Well, first off, you’re not alone (even if it feels like you are). We’re all more digitally connected than ever. But that seems to be making us more lonely rather than less. Why?
Because it’s changed the way we socialize. Our social interactions have become more about quantity than quality. Sure, we connect with lots of people on social media and other online spaces every day. But our interactions are more superficial and less beneficial. Just think about it…
Is liking a Facebook picture of your friend’s baby as fulfilling as visiting your friend and meeting that baby in person? Or is writing a birthday message on your sister’s Facebook page as fun as taking her out to a birthday lunch? Probably not.

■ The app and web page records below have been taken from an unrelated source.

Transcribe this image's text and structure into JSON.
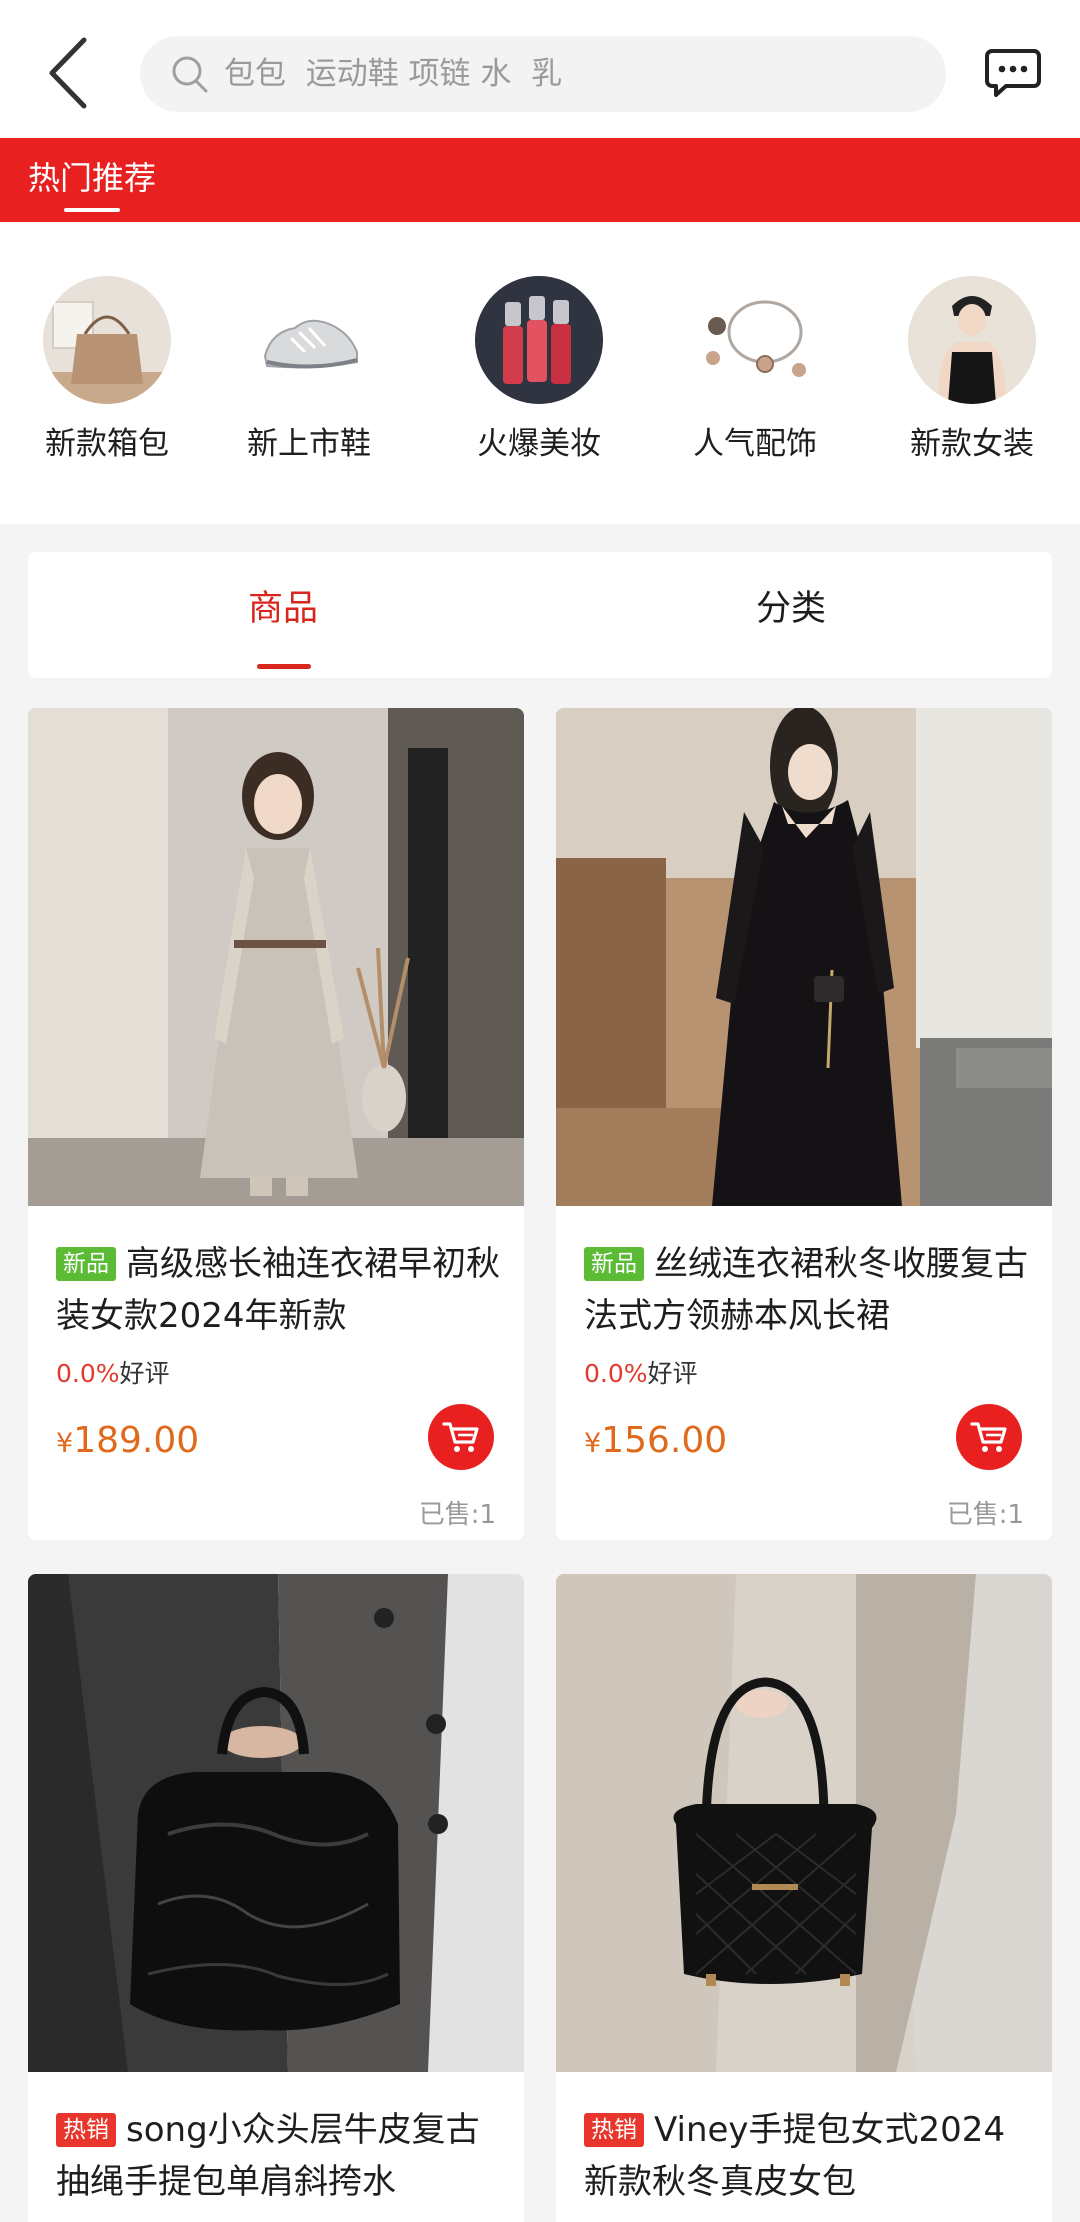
{
  "header": {
    "search_placeholder": "包包  运动鞋 项链 水  乳"
  },
  "hot_tab": {
    "label": "热门推荐"
  },
  "categories": [
    {
      "label": "新款箱包",
      "icon": "handbag-thumb"
    },
    {
      "label": "新上市鞋",
      "icon": "sneaker-thumb"
    },
    {
      "label": "火爆美妆",
      "icon": "lip-gloss-thumb"
    },
    {
      "label": "人气配饰",
      "icon": "necklace-thumb"
    },
    {
      "label": "新款女装",
      "icon": "women-wear-thumb"
    }
  ],
  "tabs": {
    "goods": "商品",
    "categories": "分类",
    "active": "商品"
  },
  "products": [
    {
      "badge": "新品",
      "title": "高级感长袖连衣裙早初秋装女款2024年新款",
      "rating_pct": "0.0%",
      "rating_label": "好评",
      "currency": "¥",
      "price": "189.00",
      "sold": "已售:1"
    },
    {
      "badge": "新品",
      "title": "丝绒连衣裙秋冬收腰复古法式方领赫本风长裙",
      "rating_pct": "0.0%",
      "rating_label": "好评",
      "currency": "¥",
      "price": "156.00",
      "sold": "已售:1"
    },
    {
      "badge": "热销",
      "title": "song小众头层牛皮复古抽绳手提包单肩斜挎水"
    },
    {
      "badge": "热销",
      "title": "Viney手提包女式2024新款秋冬真皮女包"
    }
  ],
  "colors": {
    "brand_red": "#e8201f",
    "price_orange": "#e06a1c",
    "new_badge": "#5bbb34"
  }
}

The obvious solution here is to get back to socializing in-real-life again. But sometimes that’s easier said than done. Maybe you’re an introvert who struggles to connect face-to-face. Maybe you’re too exhausted after work to do anything more than log onto Facebook and like a few pictures. Or maybe you have a hard time scheduling in-person get-togethers because of everyone’s busy schedules
No matter what’s holding you back from tackling your loneliness head-on, don’t worry. I know a simple way to feel far less lonely within the next three months…
1 obvious reason (and 1 less obvious reason) dogs take a bite out of loneliness
A recent University of Sydney study revealed a way to tackle your loneliness in the next three months — adopt a dog.
I know, I know. Adopting a dog is a big commitment that shouldn’t be undertaken lightly. But if you really are lonely and you like dogs, you should consider it. Here’s why…
In their study, University of Sydney researchers found that new dog owners felt far less lonely within three months of getting a dog than people who didn’t have dogs. People who adopted dogs also felt less upset and scared than people without dogs. And these benefits lasted for the whole eight-month study.
Now, it’s easy to assume the reason dog owners feel less lonely is that dogs are good companions. And that’s probably part of it. But there’s likely another reason dogs take a bite out of loneliness…
Dogs need walks. So if you have a dog, you’re more likely to get out into your neighborhood. Once you’re out in the world, you’re more likely to interact with other people.
In fact, dogs (and other animals) are a great social lubricant. They make it easier to break the ice and socialize with other people. Just think about it…
Who are you more likely to talk to?
A man walking by himself? Or a man walking an adorable Boston terrier in a holiday sweater?
I’m guessing the man with the dog will end up in way more impromptu conversations.
So, even though a new dog won’t necessarily get you to your friend’s house to see her new baby. (Or if your friend loves dogs, maybe it will. She can meet your dog and you can meet her baby.) It will inspire you to get out in the real world and socialize more. Who knows? If you head out to trails, dog parks and other places dog lovers congregate frequently enough, you could make a long list of friends you never would’ve known without your canine companion.
Consider this before adopting a dog…
If you’re thinking a dog will be too much work, keep in mind: you don’t have to adopt a puppy or even a young dog.
Middle-aged and senior dogs are usually more mellow and easily fit into a low-key lifestyle. In fact, the time I adopted a five-year-old black lab/chow mix was the easiest adoption experience I’ve ever had. You can also look for low-maintenance dog breeds that pretty much only require food, a walk, and a warm bed, like pugs, French bulldogs, basset hounds, and Havanese.
In other words? There are all sorts of dogs out there. If you do your research, you can easily find one that fits your lifestyle. Start your search on Petfinder.com. It provides information on different breeds and dog care. Plus, it has a searchable database that lets you look through all the adoptable dogs in your area. If you start your search today, you’ll be well on your way to a less lonely life.
- Why the Internet Has Made Us Lonelier Than Ever — Psychology Today
- Dog ownership could reduce loneliness — MedicalXpress
- Companion dog acquisition and mental well-being: a community-based three-arm controlled study — BMC Public Health